About a dozen cities across China have eased restrictions on COVID-19 following unprecedented protests last month, with Shanghai becoming the latest city to abandon public travel tests and Urumqi reopening bars and restaurants for the first time in months.
In China’s largest city, Shanghai, where protesters have called on President Xi Jinping to drop his “zero-COVID” policy, officials said Sunday that people will no longer need negative tests to use public transportation or enter public spaces. such as parks and tourism.
The easing also follows Beijing, Shenzhen, Chengdu and Tianjin, all of which ended public transport measures on Saturday.
In the southwestern city of Urumqi, the capital of Xinjiang region where anti-government protests began, authorities reopened gyms and shopping malls, and allowed restaurants to open their doors to diners. He also said that cinemas, gyms and parks will also be allowed to open gradually, with limits on the number of people allowed to enter the premises.
It was the death of 10 people in a fire at a semi-detached house in Urumqi that sparked the November protests. The city had been closed since August.
Some social media users at the time said the victims were unable to escape the fire due to COVID-19 restrictions, although the authorities denied this was the case.
The protests, which spread to more than 20 cities in China, were the first demonstrations of civil disobedience in the country since Xi took power in 2012. 19 curbs, according to the state-run Global Times tabloid, which officials described as part of “implementing measures to combat the epidemic “.
Wang Guangfa, an expert at Peking University’s First Hospital, told the tabloid that waste reduction should not be taken as a “total opening”.
“We have developed our epidemic control strategies in accordance with the nature of the different strains of the virus, establishing a new relationship between epidemic control and social and economic activities,” he said.
“It is unlikely that we will be able to get out of this epidemic in the short term this winter,” he said, noting that many countries are seeing an increase in temperatures due to cold weather.
Curbs rolled back
The measures to ease the restrictions of COVID-19 have changed so far in Chinese cities.
On Sunday, in the central city of Zhengzhou – home to the world’s largest iPhone plant, which was rocked by riots last month – officials said people would no longer have to show their COVID-19 test results to board public transport, taxis and tours. . “public space”. But even if karaoke bars, beauty salons, internet cafes and other indoor places are allowed to reopen, they must check the 48-hour test results for COVID.
Nanning, the capital of southern Guangxi, and Wuhan, the central city where the first cases of the new coronavirus appeared three years ago, also banned on Sunday the need for negative tests to take the metro.
Meanwhile, authorities in Guangzhou’s Haizhu district, which has seen violence last month, said on Sunday it was advising people who do not have symptoms of COVID-19 not to get tested for the virus unless they are in certain groups such as frontline workers.
Beijing on Saturday also abolished registration requirements for people who want to buy medicines for fever, cough and sore throat.

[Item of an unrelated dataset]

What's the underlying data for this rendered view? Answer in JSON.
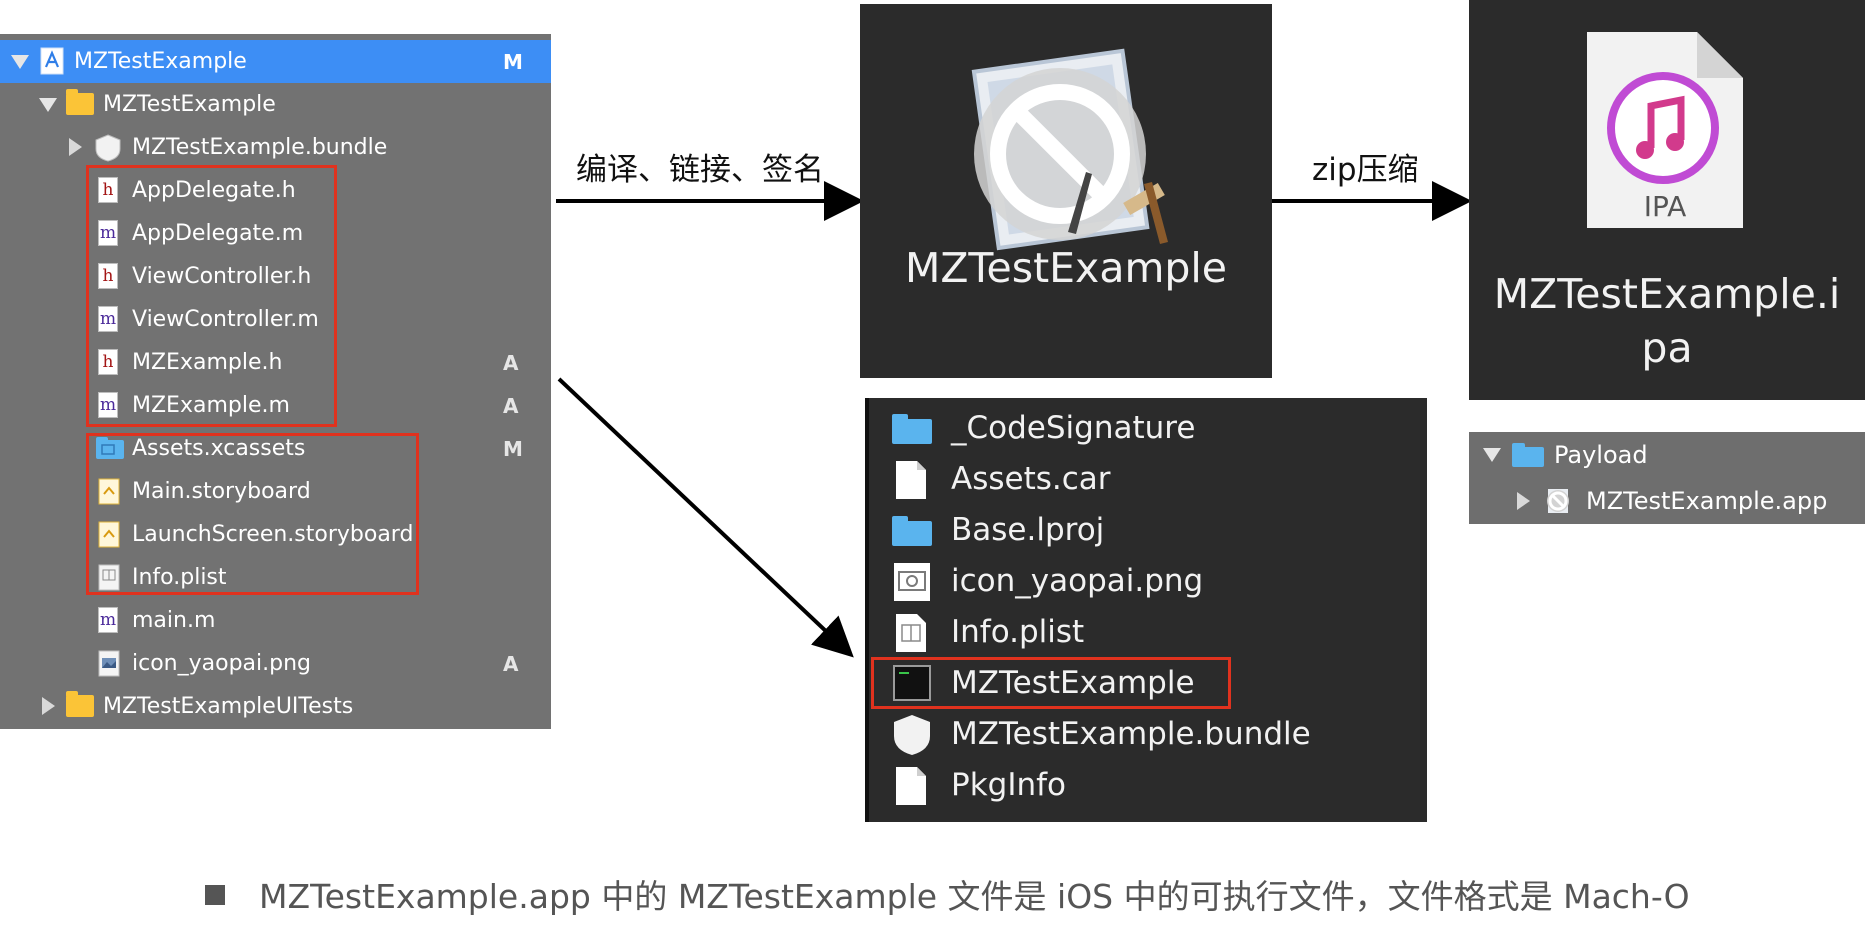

The ban was imposed because the authorities believe that people are using the drug to hide the disease of COVID-19.
Authorities in various districts in the city have also recently announced that people infected with the virus can stay home.
Some inconsistencies as the restrictions are eased have angered the public, including the need in some places to test negative for COVID-19 even as most public testing centers were closing.
In Beijing and Wuhan, that led to long lines at the remaining test towers.
“Are they stupid or just sarcastic?” one social media user asked. “We don’t have to close the COVID testing center until we get rid of the COVID testing.”
The new daily toll has dropped to 31,824, officials said on Sunday, likely due to fewer people being tested. Officials also reported two more deaths from COVID-19.
Despite the easing of restrictions, many experts said China would not have reopened as early as March, given the need to increase vaccination coverage, especially among the elderly population.
Although 9 out of 10 Chinese have been vaccinated, only 66 percent of people over 80 have had one shot while 40 percent have received treatment, according to the National Health Commission. It said that 86 percent of people over the age of 60 are vaccinated.
Given these numbers and the fact that few Chinese have developed antibodies against the virus, some fear that millions could die if restrictions are lifted completely.
“Some people doubt the safety and efficacy of the country’s new coronavirus vaccine,” the state-run People’s Daily reported on Sunday.
“Experts say this idea is wrong,” it said, adding that homemade vaccines are safe.